Stained fingers and a lot of nostalgia: Desi Twitter users recall the joys of using fountain pens in school
They say the pen is mightier than the sword but which pen? For many calligraphy enthusiasts and old school writers on Twitter, the fountain pen reigns supreme.
A conversation was started when Dr Katherine Schofield, a historian of music and listening in Mughal India and the paracolonial Indian Ocean, asked her British followers on Twitter whether they remembered using fountain pens in school and whether they still used them.
Well, we aren't British but in the Subcontinent we also used fountain pens in school. Writer Sadanand Dhume recalled using fountain pens starting from class six and many other desis did too.
In fact, many people noted that using a fountain pen wasn't exactly a choice.
In Pakistan, using Piano pens was almost a ritual, said one user. He also claimed that they were better for writing Urdu script, something we can neither confirm nor deny.
A user from Nepal had a similar experience. Our uniforms used to be perpetually stained with navy blue ink as well.
This is also a shared experience that transcends borders. Why did our teachers hate ballpoint pens with such a passion?
One user believes there was a theory behind using fountain pens. We don't know if we buy it.
People began sharing pictures of their fountain pens on the thread.
We don't know about you but using a fountain pen was a rite of passage when we were in school and Dollar was the popular pen of choice. Ink pots were initially very common until the introduction of the more expensive but definitely more convenient ink cartridges. Then came the fancy pens — ones that came in a variety of colours and patterns and were unnecessarily expensive — and the even more divisive coloured ink cartridges.

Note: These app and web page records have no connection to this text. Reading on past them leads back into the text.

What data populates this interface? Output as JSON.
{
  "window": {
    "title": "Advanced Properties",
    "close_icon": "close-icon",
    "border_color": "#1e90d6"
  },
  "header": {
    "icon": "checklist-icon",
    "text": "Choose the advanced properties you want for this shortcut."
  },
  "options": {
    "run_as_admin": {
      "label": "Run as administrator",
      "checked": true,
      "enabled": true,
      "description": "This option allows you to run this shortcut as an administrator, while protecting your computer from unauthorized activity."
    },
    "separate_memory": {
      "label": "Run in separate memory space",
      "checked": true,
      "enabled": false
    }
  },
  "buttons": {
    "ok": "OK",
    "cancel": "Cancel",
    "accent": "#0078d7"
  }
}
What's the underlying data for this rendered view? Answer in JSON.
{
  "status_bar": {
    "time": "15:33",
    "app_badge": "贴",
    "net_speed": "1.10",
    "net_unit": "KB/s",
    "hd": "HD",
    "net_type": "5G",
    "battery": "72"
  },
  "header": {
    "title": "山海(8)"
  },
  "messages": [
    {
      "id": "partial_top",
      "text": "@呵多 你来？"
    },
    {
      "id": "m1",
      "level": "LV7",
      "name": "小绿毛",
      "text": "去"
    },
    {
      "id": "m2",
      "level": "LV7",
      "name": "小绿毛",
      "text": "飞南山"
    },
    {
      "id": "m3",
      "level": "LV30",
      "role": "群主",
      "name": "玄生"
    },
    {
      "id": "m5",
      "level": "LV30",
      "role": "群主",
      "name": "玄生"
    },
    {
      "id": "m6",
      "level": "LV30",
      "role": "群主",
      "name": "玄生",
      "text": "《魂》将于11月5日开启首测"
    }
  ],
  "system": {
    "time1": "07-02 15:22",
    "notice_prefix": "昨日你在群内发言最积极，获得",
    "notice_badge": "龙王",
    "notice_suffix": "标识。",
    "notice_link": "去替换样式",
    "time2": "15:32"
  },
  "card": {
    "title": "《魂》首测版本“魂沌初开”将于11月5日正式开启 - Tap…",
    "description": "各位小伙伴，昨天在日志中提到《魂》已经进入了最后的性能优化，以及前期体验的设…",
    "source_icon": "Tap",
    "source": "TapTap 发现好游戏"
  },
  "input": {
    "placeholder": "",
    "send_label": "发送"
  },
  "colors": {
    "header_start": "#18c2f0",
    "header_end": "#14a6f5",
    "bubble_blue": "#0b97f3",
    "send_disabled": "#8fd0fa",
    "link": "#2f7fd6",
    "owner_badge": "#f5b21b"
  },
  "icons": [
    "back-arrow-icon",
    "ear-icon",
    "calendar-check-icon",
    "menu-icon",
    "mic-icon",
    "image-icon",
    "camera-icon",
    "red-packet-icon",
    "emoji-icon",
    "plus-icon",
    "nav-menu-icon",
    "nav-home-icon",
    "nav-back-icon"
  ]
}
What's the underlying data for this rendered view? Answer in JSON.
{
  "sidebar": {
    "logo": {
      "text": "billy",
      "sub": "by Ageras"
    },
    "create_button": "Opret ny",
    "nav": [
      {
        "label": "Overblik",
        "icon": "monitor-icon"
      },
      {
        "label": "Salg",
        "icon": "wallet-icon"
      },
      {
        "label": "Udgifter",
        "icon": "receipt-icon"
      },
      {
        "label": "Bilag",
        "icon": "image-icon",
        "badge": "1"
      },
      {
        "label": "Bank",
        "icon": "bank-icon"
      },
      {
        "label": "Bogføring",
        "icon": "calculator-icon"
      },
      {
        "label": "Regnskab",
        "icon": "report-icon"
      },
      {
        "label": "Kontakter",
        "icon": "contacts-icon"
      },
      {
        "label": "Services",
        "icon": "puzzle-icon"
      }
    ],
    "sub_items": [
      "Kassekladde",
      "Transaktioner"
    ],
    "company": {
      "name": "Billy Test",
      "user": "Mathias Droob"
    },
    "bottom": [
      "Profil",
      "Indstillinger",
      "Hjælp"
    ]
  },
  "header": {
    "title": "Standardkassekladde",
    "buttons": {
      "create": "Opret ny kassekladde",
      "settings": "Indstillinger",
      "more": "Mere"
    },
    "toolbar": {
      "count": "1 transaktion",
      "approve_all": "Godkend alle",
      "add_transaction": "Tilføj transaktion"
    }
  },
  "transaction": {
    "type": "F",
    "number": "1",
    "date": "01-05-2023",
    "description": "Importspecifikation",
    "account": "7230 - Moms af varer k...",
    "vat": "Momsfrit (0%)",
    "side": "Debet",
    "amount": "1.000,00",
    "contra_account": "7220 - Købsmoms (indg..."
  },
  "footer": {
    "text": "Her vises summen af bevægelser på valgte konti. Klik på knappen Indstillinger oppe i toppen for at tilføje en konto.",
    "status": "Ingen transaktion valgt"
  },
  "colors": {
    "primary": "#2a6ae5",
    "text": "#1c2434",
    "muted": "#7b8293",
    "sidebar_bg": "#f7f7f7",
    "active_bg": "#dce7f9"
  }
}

Using fountain pens (or ink pens as we called them) was something exciting for us as students, despite the fact that they left our fingers and clothes perpetually stained blue. What do you remember about using fountain pens in school?